If there is some legitimate reason for this activity (and what is that?), there should at least be an option to disable it for those of us who want performance, without disabling internet connectivity or SIP.
MacOS “BS”, indeed. This needs a resolution!
Though I had no problems with this update (finished in 15min all in all on MacBook pro) Big Sur itself is a nightmare. Nearly every click produces spinning balls. One of my iMacs is back on Catalina and one on Mojave and even though the Mac with Mojave is the oldest and not as powerful as the other the one with Mojave runs faster then all my other machines. The only question I have is how long can I run my needed software on these machines? I hoped for 11.1 for better performance, then 11.2 and now 11.2.1 but I fear the problem is just that “Big Sur” is desigend to be compatible to iOS and run iOS apps on M1. That means it not better than my iPhone at least. I’m an Apple user since the real Macintosh and I can’t imagine to use Windows but I fear I fear I have to look further. Maybe I start with selling our iPhones and iPads to buy Samsung…
@ Rudi: Experienced similar problems to those you mention.
Even simple Renaming Files, after the first 5 altered FileNames each successive rename took longer than the previous rename. After 20 Files it was a case or wait and hope.
Using Saved Searches and then scrolling down while viewing with Quick Look behaved much the same as Renaming.
Both of these situations have improved with 11.2.1, but it is not living up to all the hype.
It seems Profit rather than Customer Satisfaction rules Apple now.
@macOS BS: Your input has certainly helped me, thank you.
Makes me wonder how much real life testing is involved, what works wonderfully in the Lab will not be so great when using many Internet Connections.
I have an M1 MacBook Pro and it does not feel any faster to me than the 15″ Intel it replaced. I don’t know if it is Big Sur or what, but it is slow and I get a lot of beachballs even in Safari and Messages, simple Apple apps.
I have not tried it yet, but you can block syspolicyd which apparently stops Apple phoning home constantly when opening stuff, but that also blocks Gatekeeper so it is risky to do so.
Why Apple doesn’t have an option for those of us who are not on blazing fast internet (ie; most of the country and world!) is a mystery to me.
I am 86 and transitioned to Apple at age 70 because of Bill Gates. I currently have five gadgets, including two
MacBook Air laptops. One is new and I will be returning it shortly. I have 20/20 vision and yet cannot read or adjust the grayscale fonts.

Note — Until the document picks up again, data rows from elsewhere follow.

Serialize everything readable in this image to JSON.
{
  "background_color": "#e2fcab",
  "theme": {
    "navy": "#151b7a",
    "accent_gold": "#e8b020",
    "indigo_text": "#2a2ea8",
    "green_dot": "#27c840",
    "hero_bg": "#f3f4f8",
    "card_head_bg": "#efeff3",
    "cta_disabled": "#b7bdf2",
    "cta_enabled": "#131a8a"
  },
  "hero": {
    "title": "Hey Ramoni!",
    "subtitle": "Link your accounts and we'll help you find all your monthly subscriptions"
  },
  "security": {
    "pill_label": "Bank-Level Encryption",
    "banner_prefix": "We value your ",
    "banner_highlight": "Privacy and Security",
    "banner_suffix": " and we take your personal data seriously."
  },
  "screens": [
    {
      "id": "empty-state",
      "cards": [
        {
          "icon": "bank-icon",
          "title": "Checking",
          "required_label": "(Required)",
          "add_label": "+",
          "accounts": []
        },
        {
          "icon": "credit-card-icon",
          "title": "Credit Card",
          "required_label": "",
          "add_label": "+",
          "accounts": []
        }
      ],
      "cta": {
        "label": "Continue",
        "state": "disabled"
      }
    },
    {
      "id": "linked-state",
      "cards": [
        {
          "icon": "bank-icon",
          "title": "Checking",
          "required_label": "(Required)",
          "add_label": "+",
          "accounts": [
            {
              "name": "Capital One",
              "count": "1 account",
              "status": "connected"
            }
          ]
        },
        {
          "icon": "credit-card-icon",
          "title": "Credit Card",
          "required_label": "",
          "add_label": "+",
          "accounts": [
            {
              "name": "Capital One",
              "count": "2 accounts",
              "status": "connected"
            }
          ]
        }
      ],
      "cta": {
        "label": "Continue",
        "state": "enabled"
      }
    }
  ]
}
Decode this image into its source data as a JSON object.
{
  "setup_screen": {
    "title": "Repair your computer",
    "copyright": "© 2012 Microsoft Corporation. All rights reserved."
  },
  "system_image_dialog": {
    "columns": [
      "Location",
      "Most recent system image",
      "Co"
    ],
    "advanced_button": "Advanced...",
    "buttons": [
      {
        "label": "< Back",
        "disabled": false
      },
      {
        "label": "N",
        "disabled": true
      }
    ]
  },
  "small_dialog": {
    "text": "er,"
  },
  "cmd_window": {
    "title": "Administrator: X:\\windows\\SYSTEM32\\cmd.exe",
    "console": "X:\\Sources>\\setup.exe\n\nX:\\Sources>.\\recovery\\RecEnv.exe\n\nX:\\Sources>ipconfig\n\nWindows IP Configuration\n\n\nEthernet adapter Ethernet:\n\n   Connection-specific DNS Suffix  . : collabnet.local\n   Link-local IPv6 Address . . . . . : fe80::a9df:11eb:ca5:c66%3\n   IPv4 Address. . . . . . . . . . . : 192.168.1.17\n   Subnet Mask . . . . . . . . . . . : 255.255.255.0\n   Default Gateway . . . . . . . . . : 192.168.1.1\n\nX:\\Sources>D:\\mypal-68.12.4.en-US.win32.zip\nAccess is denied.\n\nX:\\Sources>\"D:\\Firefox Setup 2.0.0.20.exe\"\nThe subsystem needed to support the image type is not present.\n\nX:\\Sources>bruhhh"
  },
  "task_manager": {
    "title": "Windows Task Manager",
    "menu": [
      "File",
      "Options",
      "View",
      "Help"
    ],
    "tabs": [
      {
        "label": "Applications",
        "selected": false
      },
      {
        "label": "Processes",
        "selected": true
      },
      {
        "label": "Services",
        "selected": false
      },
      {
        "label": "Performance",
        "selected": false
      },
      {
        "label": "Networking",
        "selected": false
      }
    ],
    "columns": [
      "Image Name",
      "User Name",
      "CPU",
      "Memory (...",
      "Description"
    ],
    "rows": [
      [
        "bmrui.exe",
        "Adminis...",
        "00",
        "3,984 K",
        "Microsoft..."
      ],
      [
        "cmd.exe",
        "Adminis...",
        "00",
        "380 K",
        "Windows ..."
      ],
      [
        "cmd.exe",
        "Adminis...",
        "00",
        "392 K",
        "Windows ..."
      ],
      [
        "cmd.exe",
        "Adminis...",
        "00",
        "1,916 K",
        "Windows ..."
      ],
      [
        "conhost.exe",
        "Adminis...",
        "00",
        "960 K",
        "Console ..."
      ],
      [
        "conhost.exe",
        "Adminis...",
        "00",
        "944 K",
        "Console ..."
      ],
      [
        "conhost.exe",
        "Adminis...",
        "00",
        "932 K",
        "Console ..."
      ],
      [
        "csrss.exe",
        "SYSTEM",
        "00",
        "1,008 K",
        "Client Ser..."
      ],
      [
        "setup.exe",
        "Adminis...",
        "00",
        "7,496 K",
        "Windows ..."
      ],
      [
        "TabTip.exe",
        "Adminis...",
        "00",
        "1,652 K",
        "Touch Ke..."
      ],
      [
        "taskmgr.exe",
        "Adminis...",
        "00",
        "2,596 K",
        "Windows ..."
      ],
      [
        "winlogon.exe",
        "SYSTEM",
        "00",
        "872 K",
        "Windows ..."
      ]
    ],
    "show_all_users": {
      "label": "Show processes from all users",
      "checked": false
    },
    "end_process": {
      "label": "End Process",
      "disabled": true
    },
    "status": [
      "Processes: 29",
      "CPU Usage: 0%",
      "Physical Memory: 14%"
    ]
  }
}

I spent five hours on the phone with an excellent Apple specialist plus ATT helper.
Big Sur is a nightmare. I needed more space and MacBook Air additional space cannot be bought on my